▶ _TASK PROMPT_
Pictures aside, write out the data exactly as it reads.

▶ _SOURCE DATA_
───
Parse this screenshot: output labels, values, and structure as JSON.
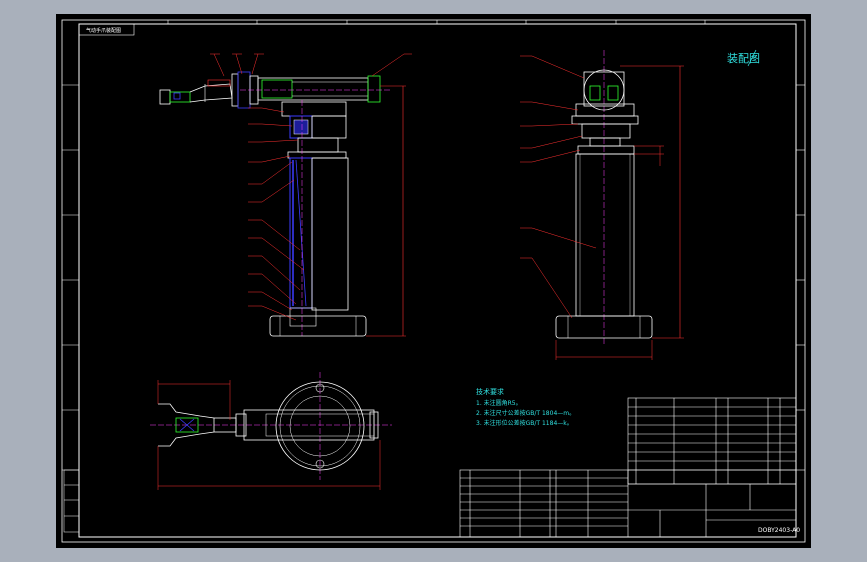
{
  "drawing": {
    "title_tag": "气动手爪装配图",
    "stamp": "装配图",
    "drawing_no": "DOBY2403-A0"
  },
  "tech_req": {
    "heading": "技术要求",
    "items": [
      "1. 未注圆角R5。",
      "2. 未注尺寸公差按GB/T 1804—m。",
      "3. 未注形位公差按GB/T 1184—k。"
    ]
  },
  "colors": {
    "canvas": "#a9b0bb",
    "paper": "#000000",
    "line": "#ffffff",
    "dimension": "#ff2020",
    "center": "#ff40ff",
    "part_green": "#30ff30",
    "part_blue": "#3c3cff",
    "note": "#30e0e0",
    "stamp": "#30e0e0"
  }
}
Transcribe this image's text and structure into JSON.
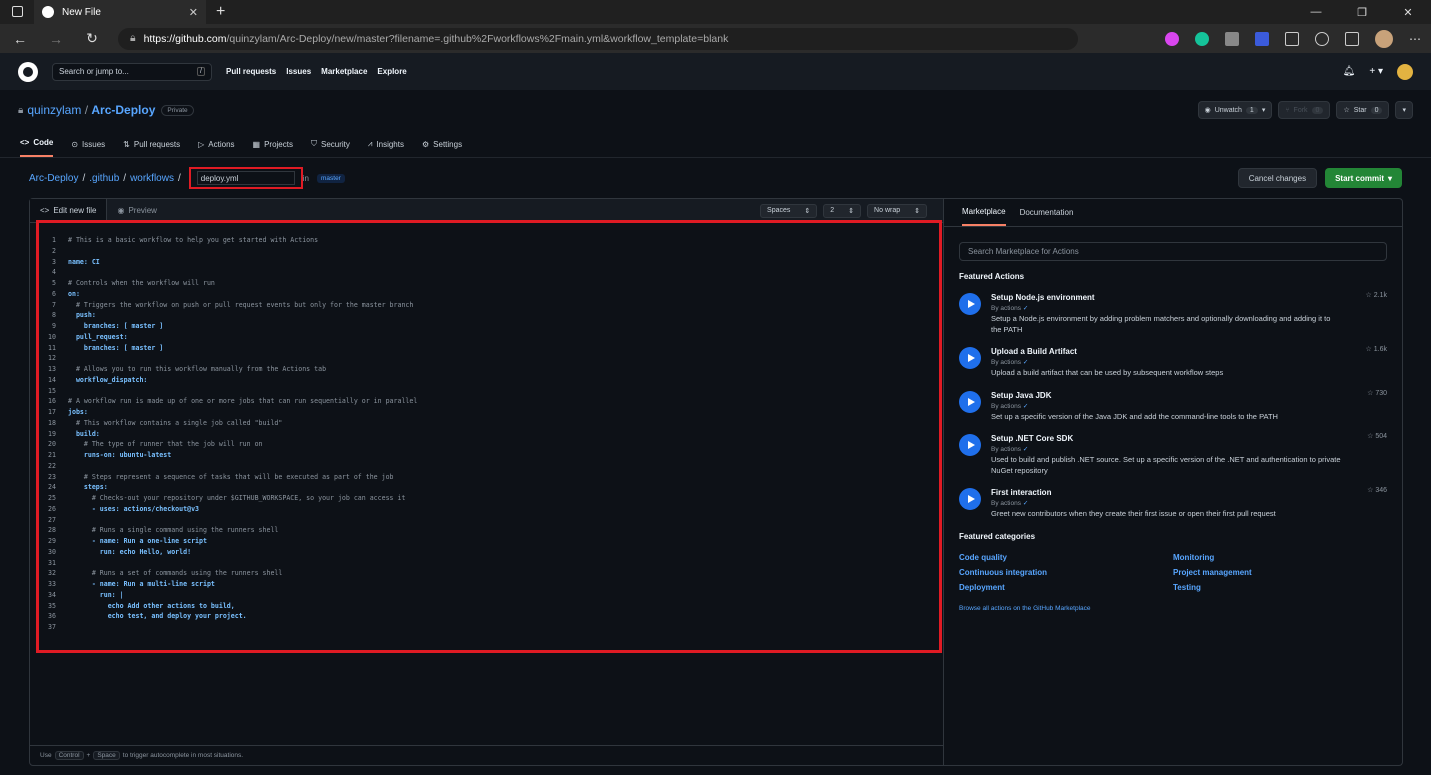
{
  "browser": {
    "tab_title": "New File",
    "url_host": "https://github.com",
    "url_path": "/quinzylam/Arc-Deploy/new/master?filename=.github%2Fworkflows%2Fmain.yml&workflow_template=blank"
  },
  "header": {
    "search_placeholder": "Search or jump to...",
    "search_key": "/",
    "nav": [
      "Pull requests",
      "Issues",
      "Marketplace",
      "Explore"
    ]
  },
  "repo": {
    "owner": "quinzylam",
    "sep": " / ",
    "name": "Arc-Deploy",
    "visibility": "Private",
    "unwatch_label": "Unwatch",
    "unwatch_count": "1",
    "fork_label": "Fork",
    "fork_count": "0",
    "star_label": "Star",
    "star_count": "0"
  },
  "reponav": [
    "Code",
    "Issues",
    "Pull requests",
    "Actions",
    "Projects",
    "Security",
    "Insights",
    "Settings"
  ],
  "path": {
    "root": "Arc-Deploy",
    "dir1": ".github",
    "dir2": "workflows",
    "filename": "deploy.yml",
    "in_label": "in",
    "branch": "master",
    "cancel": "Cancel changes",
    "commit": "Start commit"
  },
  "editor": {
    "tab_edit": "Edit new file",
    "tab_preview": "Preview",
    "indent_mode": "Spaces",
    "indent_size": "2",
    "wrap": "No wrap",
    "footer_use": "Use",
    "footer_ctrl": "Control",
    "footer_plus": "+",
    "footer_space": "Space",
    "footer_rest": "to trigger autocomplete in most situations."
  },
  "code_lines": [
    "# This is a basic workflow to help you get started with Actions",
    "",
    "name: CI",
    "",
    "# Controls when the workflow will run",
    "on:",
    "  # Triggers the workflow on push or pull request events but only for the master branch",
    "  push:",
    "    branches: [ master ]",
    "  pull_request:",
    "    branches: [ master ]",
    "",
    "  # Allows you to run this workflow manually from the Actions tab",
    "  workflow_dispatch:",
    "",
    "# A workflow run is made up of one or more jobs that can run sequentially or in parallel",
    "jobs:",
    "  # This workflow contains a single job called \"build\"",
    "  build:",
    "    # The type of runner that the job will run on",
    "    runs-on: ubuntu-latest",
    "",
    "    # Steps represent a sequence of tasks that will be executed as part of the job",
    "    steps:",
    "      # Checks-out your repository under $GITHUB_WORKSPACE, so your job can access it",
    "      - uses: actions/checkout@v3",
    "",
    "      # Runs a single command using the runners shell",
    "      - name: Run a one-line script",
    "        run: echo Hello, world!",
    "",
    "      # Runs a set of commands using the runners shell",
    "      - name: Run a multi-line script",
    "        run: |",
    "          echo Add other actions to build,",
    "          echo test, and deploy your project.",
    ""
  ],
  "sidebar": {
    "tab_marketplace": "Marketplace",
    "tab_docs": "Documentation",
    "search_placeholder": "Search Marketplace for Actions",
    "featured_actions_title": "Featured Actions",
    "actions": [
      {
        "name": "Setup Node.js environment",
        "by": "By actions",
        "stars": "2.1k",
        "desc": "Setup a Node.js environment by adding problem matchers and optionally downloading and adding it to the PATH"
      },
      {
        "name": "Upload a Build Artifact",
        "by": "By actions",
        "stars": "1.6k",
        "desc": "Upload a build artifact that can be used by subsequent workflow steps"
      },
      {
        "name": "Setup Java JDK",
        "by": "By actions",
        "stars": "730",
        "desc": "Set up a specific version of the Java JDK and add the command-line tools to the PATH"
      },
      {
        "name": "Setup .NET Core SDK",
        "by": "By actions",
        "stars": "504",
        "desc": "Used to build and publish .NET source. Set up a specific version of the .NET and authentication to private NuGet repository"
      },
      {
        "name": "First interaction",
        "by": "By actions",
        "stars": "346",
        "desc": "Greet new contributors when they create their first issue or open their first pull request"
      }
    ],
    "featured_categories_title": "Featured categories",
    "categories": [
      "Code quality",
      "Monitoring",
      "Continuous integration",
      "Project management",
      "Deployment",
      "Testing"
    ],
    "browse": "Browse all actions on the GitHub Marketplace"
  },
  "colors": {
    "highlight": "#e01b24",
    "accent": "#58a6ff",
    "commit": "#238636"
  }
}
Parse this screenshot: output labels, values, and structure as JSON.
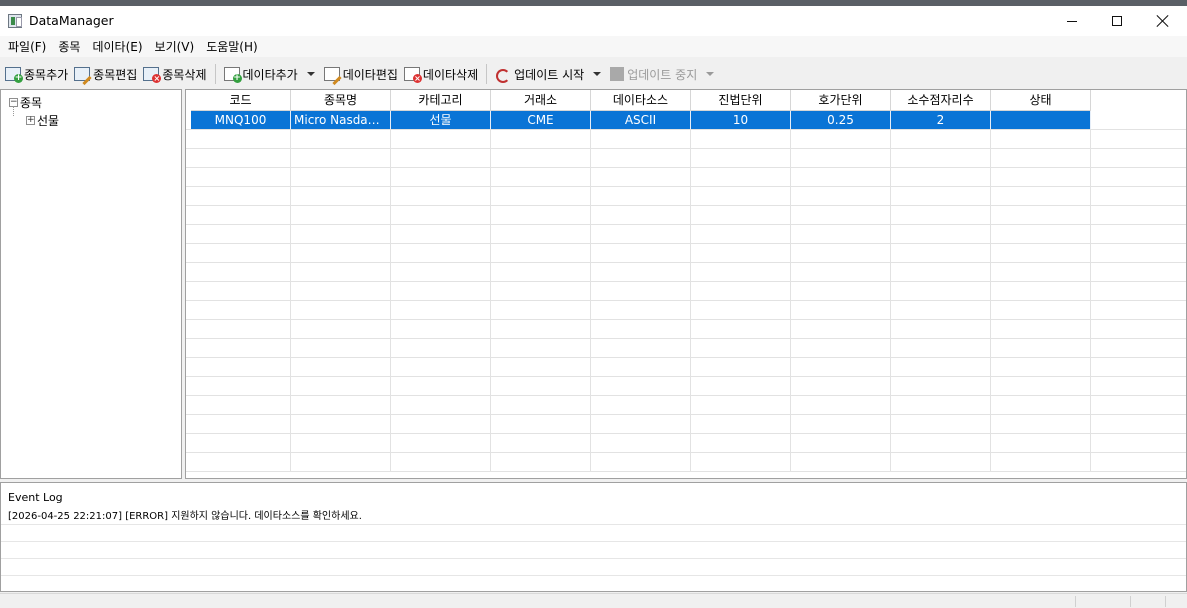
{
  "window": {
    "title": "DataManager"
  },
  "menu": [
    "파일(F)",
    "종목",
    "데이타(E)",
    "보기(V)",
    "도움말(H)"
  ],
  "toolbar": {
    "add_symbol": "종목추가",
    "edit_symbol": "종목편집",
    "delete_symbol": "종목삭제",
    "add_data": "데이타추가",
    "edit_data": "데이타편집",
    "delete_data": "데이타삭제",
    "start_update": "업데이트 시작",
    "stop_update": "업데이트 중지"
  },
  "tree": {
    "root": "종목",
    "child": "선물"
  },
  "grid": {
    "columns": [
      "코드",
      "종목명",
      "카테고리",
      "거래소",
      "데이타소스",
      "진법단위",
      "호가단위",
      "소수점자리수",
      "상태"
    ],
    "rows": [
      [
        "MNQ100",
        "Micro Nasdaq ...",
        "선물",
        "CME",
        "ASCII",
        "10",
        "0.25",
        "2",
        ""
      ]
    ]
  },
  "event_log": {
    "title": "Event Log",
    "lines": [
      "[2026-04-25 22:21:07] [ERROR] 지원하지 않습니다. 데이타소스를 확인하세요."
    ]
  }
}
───
▶ _SOLUTION FOR THIS PROBLEM_
Parse this screenshot: output labels, values, and structure as JSON.
{
  "drawing": {
    "title_tag": "气动手爪装配图",
    "stamp": "装配图",
    "drawing_no": "DOBY2403-A0"
  },
  "tech_req": {
    "heading": "技术要求",
    "items": [
      "1. 未注圆角R5。",
      "2. 未注尺寸公差按GB/T 1804—m。",
      "3. 未注形位公差按GB/T 1184—k。"
    ]
  },
  "colors": {
    "canvas": "#a9b0bb",
    "paper": "#000000",
    "line": "#ffffff",
    "dimension": "#ff2020",
    "center": "#ff40ff",
    "part_green": "#30ff30",
    "part_blue": "#3c3cff",
    "note": "#30e0e0",
    "stamp": "#30e0e0"
  }
}
Transcribe this image's text and structure into JSON.
{
  "browser": {
    "tab_title": "New File",
    "url_host": "https://github.com",
    "url_path": "/quinzylam/Arc-Deploy/new/master?filename=.github%2Fworkflows%2Fmain.yml&workflow_template=blank"
  },
  "header": {
    "search_placeholder": "Search or jump to...",
    "search_key": "/",
    "nav": [
      "Pull requests",
      "Issues",
      "Marketplace",
      "Explore"
    ]
  },
  "repo": {
    "owner": "quinzylam",
    "sep": " / ",
    "name": "Arc-Deploy",
    "visibility": "Private",
    "unwatch_label": "Unwatch",
    "unwatch_count": "1",
    "fork_label": "Fork",
    "fork_count": "0",
    "star_label": "Star",
    "star_count": "0"
  },
  "reponav": [
    "Code",
    "Issues",
    "Pull requests",
    "Actions",
    "Projects",
    "Security",
    "Insights",
    "Settings"
  ],
  "path": {
    "root": "Arc-Deploy",
    "dir1": ".github",
    "dir2": "workflows",
    "filename": "deploy.yml",
    "in_label": "in",
    "branch": "master",
    "cancel": "Cancel changes",
    "commit": "Start commit"
  },
  "editor": {
    "tab_edit": "Edit new file",
    "tab_preview": "Preview",
    "indent_mode": "Spaces",
    "indent_size": "2",
    "wrap": "No wrap",
    "footer_use": "Use",
    "footer_ctrl": "Control",
    "footer_plus": "+",
    "footer_space": "Space",
    "footer_rest": "to trigger autocomplete in most situations."
  },
  "code_lines": [
    "# This is a basic workflow to help you get started with Actions",
    "",
    "name: CI",
    "",
    "# Controls when the workflow will run",
    "on:",
    "  # Triggers the workflow on push or pull request events but only for the master branch",
    "  push:",
    "    branches: [ master ]",
    "  pull_request:",
    "    branches: [ master ]",
    "",
    "  # Allows you to run this workflow manually from the Actions tab",
    "  workflow_dispatch:",
    "",
    "# A workflow run is made up of one or more jobs that can run sequentially or in parallel",
    "jobs:",
    "  # This workflow contains a single job called \"build\"",
    "  build:",
    "    # The type of runner that the job will run on",
    "    runs-on: ubuntu-latest",
    "",
    "    # Steps represent a sequence of tasks that will be executed as part of the job",
    "    steps:",
    "      # Checks-out your repository under $GITHUB_WORKSPACE, so your job can access it",
    "      - uses: actions/checkout@v3",
    "",
    "      # Runs a single command using the runners shell",
    "      - name: Run a one-line script",
    "        run: echo Hello, world!",
    "",
    "      # Runs a set of commands using the runners shell",
    "      - name: Run a multi-line script",
    "        run: |",
    "          echo Add other actions to build,",
    "          echo test, and deploy your project.",
    ""
  ],
  "sidebar": {
    "tab_marketplace": "Marketplace",
    "tab_docs": "Documentation",
    "search_placeholder": "Search Marketplace for Actions",
    "featured_actions_title": "Featured Actions",
    "actions": [
      {
        "name": "Setup Node.js environment",
        "by": "By actions",
        "stars": "2.1k",
        "desc": "Setup a Node.js environment by adding problem matchers and optionally downloading and adding it to the PATH"
      },
      {
        "name": "Upload a Build Artifact",
        "by": "By actions",
        "stars": "1.6k",
        "desc": "Upload a build artifact that can be used by subsequent workflow steps"
      },
      {
        "name": "Setup Java JDK",
        "by": "By actions",
        "stars": "730",
        "desc": "Set up a specific version of the Java JDK and add the command-line tools to the PATH"
      },
      {
        "name": "Setup .NET Core SDK",
        "by": "By actions",
        "stars": "504",
        "desc": "Used to build and publish .NET source. Set up a specific version of the .NET and authentication to private NuGet repository"
      },
      {
        "name": "First interaction",
        "by": "By actions",
        "stars": "346",
        "desc": "Greet new contributors when they create their first issue or open their first pull request"
      }
    ],
    "featured_categories_title": "Featured categories",
    "categories": [
      "Code quality",
      "Monitoring",
      "Continuous integration",
      "Project management",
      "Deployment",
      "Testing"
    ],
    "browse": "Browse all actions on the GitHub Marketplace"
  },
  "colors": {
    "highlight": "#e01b24",
    "accent": "#58a6ff",
    "commit": "#238636"
  }
}
Parse this screenshot: output labels, values, and structure as JSON.
{
  "window": {
    "title": "DataManager"
  },
  "menu": [
    "파일(F)",
    "종목",
    "데이타(E)",
    "보기(V)",
    "도움말(H)"
  ],
  "toolbar": {
    "add_symbol": "종목추가",
    "edit_symbol": "종목편집",
    "delete_symbol": "종목삭제",
    "add_data": "데이타추가",
    "edit_data": "데이타편집",
    "delete_data": "데이타삭제",
    "start_update": "업데이트 시작",
    "stop_update": "업데이트 중지"
  },
  "tree": {
    "root": "종목",
    "child": "선물"
  },
  "grid": {
    "columns": [
      "코드",
      "종목명",
      "카테고리",
      "거래소",
      "데이타소스",
      "진법단위",
      "호가단위",
      "소수점자리수",
      "상태"
    ],
    "rows": [
      [
        "MNQ100",
        "Micro Nasdaq ...",
        "선물",
        "CME",
        "ASCII",
        "10",
        "0.25",
        "2",
        ""
      ]
    ]
  },
  "event_log": {
    "title": "Event Log",
    "lines": [
      "[2026-04-25 22:21:07] [ERROR] 지원하지 않습니다. 데이타소스를 확인하세요."
    ]
  }
}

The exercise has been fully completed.